*** Opening of Material provided ***

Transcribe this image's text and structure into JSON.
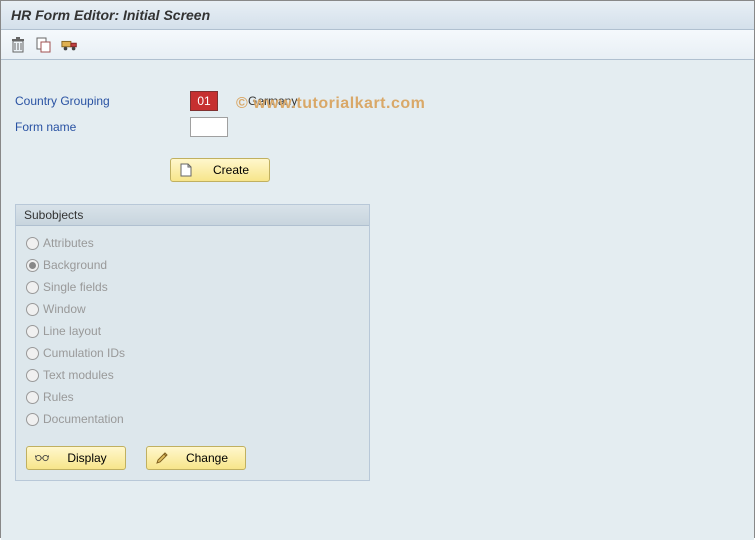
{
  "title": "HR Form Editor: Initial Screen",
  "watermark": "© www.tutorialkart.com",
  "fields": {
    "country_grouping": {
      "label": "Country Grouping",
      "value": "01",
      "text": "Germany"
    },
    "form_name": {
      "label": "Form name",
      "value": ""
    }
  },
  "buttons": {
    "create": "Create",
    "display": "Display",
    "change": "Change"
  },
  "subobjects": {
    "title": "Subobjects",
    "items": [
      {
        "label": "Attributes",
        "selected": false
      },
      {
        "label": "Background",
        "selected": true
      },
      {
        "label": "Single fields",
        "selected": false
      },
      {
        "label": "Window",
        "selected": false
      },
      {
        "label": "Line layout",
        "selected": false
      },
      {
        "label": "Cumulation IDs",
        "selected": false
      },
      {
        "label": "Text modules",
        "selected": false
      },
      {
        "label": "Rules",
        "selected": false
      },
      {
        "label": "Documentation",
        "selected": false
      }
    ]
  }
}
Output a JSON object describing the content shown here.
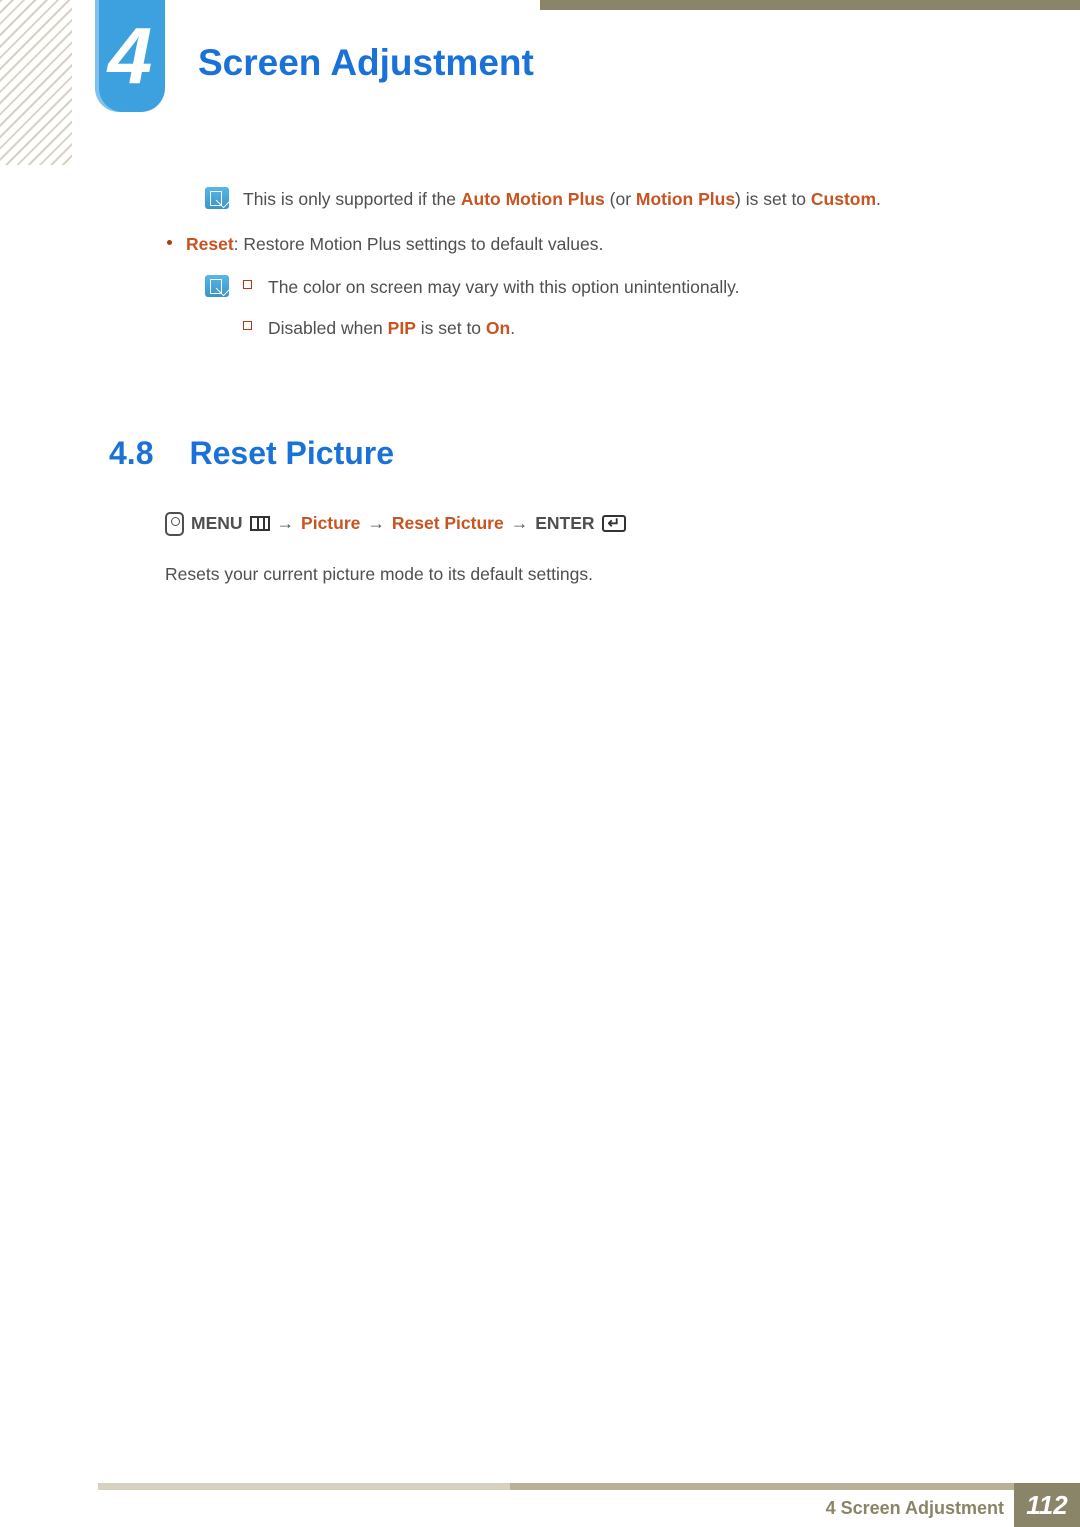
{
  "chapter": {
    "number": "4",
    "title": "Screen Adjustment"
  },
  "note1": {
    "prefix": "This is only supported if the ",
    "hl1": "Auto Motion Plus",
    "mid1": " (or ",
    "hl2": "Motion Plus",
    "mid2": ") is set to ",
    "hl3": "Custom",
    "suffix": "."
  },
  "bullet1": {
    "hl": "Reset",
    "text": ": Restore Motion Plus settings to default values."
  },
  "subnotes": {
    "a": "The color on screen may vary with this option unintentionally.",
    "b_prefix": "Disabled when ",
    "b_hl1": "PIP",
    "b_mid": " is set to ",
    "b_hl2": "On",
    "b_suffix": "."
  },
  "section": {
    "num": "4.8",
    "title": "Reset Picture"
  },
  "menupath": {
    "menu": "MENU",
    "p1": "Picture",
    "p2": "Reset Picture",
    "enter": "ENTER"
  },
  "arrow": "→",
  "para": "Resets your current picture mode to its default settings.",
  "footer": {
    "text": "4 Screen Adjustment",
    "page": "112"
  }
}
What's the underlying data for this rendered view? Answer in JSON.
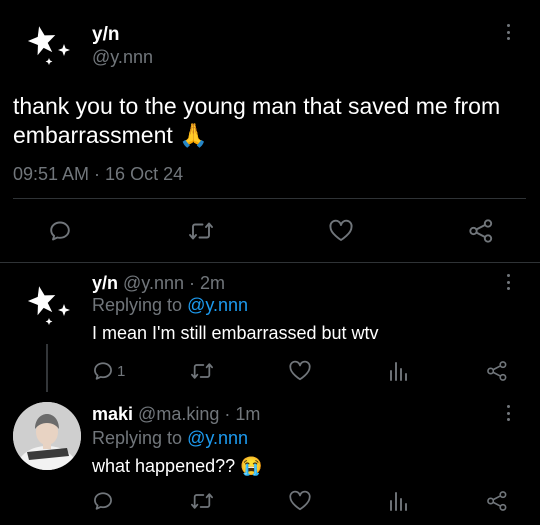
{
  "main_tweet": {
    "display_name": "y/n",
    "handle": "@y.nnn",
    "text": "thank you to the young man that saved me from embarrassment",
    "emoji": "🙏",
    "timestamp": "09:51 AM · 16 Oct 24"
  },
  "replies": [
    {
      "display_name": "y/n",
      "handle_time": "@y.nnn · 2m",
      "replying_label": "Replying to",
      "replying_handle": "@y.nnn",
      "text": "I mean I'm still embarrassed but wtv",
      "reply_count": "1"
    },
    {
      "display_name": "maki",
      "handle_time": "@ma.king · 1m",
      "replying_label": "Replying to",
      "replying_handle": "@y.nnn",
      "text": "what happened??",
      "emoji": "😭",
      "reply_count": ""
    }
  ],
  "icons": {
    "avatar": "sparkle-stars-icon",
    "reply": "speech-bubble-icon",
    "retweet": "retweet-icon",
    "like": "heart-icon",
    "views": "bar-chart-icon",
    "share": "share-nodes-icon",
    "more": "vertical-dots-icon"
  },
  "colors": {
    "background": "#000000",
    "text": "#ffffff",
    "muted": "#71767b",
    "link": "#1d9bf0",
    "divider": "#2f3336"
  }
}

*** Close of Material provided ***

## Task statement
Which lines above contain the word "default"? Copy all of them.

## Output for this task
    "text": ": Restore Motion Plus settings to default values."
  "para": "Resets your current picture mode to its default settings.",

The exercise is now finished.